Transforming Mission: BECOMING
Aluel Abraham attending worship with her family
at the Faith Evangelical Baptist Church, Saika
Since the outbreak of civil war and conflict in December 2013, the people of South Sudan have been struggling for survival. Hundreds of thousands of internally displaced people are now living in refugee camps near the borders of Kenya and Uganda, and in urban slum areas like Saika, Nairobi.
This past Sunday, we had the privilege of being invited to celebrate worship with our South Sudanese partner church in one of the South Sudanese congregations living in Saika.
We reflected together on how God is always calling his people to follow Him through journeys of change. That to be a follower of Jesus involves a continual process of "becoming". All through the scriptures, we see God calling people to leave home, to step away from the known, and the safe, and to walk by faith into a strange land, a new people, and an unknown reality.
Being transplanted into a new land is a difficult and often confusing experience. The refugee communities that have fled South Sudan are thankful to be free from the conflict and insecurity of war, but what this means for the future of their family, friends and nation is a deep and distressing concern.
As we spoke together about how God uses such transitions to shape his people, we noticed a single sprout in the mud floor of the sanctuary. Like the three hundred worshipers gathered in that structure, this little sprout was brought in from the outside. A seed carried by rain, a bird, or perhaps the sandals of the people themselves. It was once small, insignificant and unnoticed. But the little seed survived. It took hold of the soil. It broke through the surface, and is growing. It is the miracle of life.
This is the story of the South Sudanese refugee churches.
Pastor Philip Thon Giving Thanks to God
Every person worshipping in Saika church has a story to tell of God's miraculous hand. Pastor Philip Thon was dying in the Upper Nile district of South Sudan. Cut off from medical support and the surgery needed to save his life, he and the church prayed for God's intervention.
Through the aid of an anonymous gift from Canada, Philip was brought to Juba and later Nairobi with just enough time for the doctors to operate. By God's grace he lived.
On Sunday, Philip shared and prayed with the Saika Church. He is returning to South Sudan to join his wife and their three children in the ministry among the hundreds of thousands of other internally displaced people living in camps in places like Narus.
Pastor Jeremiah Deng Akoi leading a hymn in Dinka

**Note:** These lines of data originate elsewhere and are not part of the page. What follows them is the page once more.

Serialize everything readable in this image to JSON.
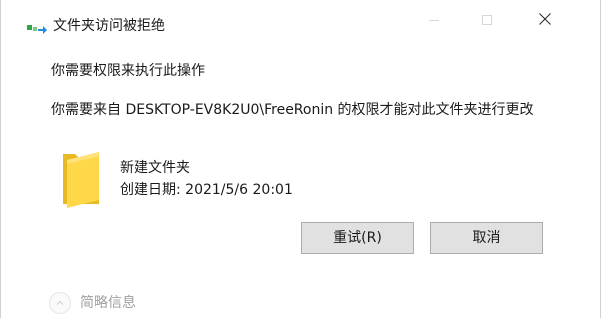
{
  "window": {
    "title": "文件夹访问被拒绝",
    "controls": {
      "minimize_icon": "minimize-icon",
      "maximize_icon": "maximize-icon",
      "close_icon": "close-icon"
    }
  },
  "dialog": {
    "heading": "你需要权限来执行此操作",
    "message": "你需要来自 DESKTOP-EV8K2U0\\FreeRonin 的权限才能对此文件夹进行更改",
    "item": {
      "icon": "folder-icon",
      "name": "新建文件夹",
      "created_label": "创建日期:",
      "created_value": "2021/5/6 20:01"
    },
    "buttons": {
      "retry_label": "重试(R)",
      "cancel_label": "取消"
    },
    "details": {
      "label": "简略信息",
      "icon": "chevron-up-icon"
    }
  },
  "colors": {
    "folder": "#ffd84a",
    "folder_dark": "#e8b923",
    "button_bg": "#e1e1e1",
    "button_border": "#adadad",
    "icon_green": "#2ca84c",
    "icon_blue": "#1f8de0"
  }
}
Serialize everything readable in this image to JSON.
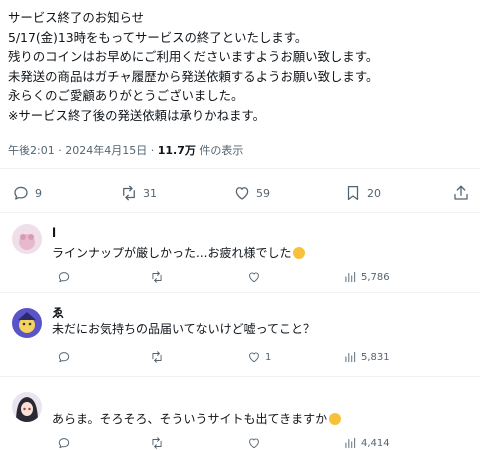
{
  "post": {
    "lines": [
      "サービス終了のお知らせ",
      "5/17(金)13時をもってサービスの終了といたします。",
      "残りのコインはお早めにご利用くださいますようお願い致します。",
      "未発送の商品はガチャ履歴から発送依頼するようお願い致します。",
      "永らくのご愛顧ありがとうございました。",
      "※サービス終了後の発送依頼は承りかねます。"
    ],
    "time": "午後2:01",
    "date": "2024年4月15日",
    "views_count": "11.7万",
    "views_label": "件の表示",
    "stats": {
      "replies": "9",
      "reposts": "31",
      "likes": "59",
      "bookmarks": "20"
    }
  },
  "replies": [
    {
      "name": "l",
      "text": "ラインナップが厳しかった...お疲れ様でした",
      "views": "5,786",
      "likes": "",
      "avatar_color": "#e8d4e4"
    },
    {
      "name": "ゑ",
      "text": "未だにお気持ちの品届いてないけど嘘ってこと？",
      "views": "5,831",
      "likes": "1",
      "avatar_color": "#5a54c9"
    },
    {
      "name": "",
      "text": "あらま。そろそろ、そういうサイトも出てきますか",
      "views": "4,414",
      "likes": "",
      "avatar_color": "#3a3a46"
    }
  ],
  "colors": {
    "text": "#0f1419",
    "muted": "#536471",
    "divider": "#eff3f4",
    "emoji": "#f7c23a"
  },
  "icons": [
    "reply-icon",
    "repost-icon",
    "like-icon",
    "bookmark-icon",
    "share-icon",
    "views-icon"
  ]
}
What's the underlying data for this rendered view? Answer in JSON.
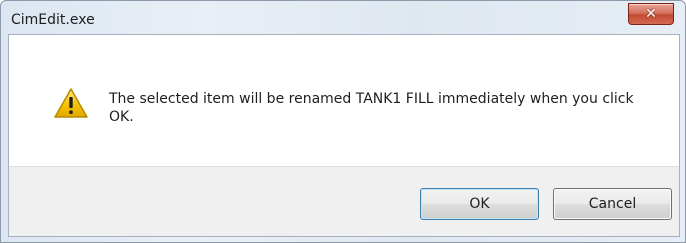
{
  "window": {
    "title": "CimEdit.exe",
    "close_icon": "close-icon",
    "close_glyph": "✕"
  },
  "message": {
    "icon": "warning-icon",
    "text": "The selected item will be renamed TANK1 FILL immediately when you click OK."
  },
  "buttons": {
    "ok_label": "OK",
    "cancel_label": "Cancel"
  },
  "colors": {
    "close_button": "#c44a33",
    "warning_fill": "#f5c400",
    "default_button_border": "#3c7fb1"
  }
}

Pastor Jeremiah leads the Saika congregation which he helped to establish in 2013 when many families had first come to Nairobi. At that time Jeremiah had received a scholarship from Canadian Baptist Ministries to study theology and pastoral ministry here in Kenya. He credits this training as what God used to help him minister to the families that had come to Kenya in desperation.
Today, Jeremiah's congregation is growing with almost two hundred children and youth in the Sunday school. A lack of land and finances has pushed Jeremiah and his congregation to be creative. They worship on Sunday's in a borrowed building on the edge of the community where many of the congregation lives. The worship services are led in Dinka, Arabic, and English as everyone participates in music, dance, scripture reading, and sharing.
Rev. Saphano Riak Chol, General Secretary FEBAC
Rev. Saphano, the leader of the Faith Evangelical Baptists Churches also visited the Saika congregation on Sunday. He had just returned from South Sudan where he participated in a joint relief effort of FEBAC and CBM that distributed beans and maize to thousands of internally displaced families in the community of Narus.
With great appreciation, Rev. Saphano thanked the Canadian Baptist Churches who have been supporting not only the training and education of key leaders in the denomination, but faithfully contributing to the vital emergency relief efforts in South Sudan.
Food aid being stored and distributed
by the FEBAC churches in South Sudan
2016 Food Relief
The journey of becoming the people of God is a daily step of faith that moves us beyond what we know and understand. As Canadian Baptists, we are keenly aware that no one makes this journey alone. As the Church, we are called to walk together. The story of the church in Saika is our story, as we participate in the great redemptive movement of God in the world. Even in the hardest of places, in the most desperate of times, God continues to work in the lives of those who call out to him.
Aaron with Pastor Philip and Rev. Saphano
Please join us in praying for the church of South Sudan. We continue to pray for the FEBAC churches in Upper Nile, Narus, Kakuma Refugee Camp, and Saika. May God continue to strengthen his people in becoming firmly rooted in the communities where he has placed them. We pray that the church would continue to grow and bear fruit in the lives of many.
Please pray for leaders like Pastor Thon, Pastor Jeremiah and Reverend Saphano. May they continue to lead with humility and courage as they bear witness to the transforming love and truth of Christ.
We continue to pray for peace and reconciliation in South Sudan. The strain of conflict, and the burning of farm lands and property by armed groups has contributed to great food insecurity. We pray that God will continue to use the church to bring much needed hope and help.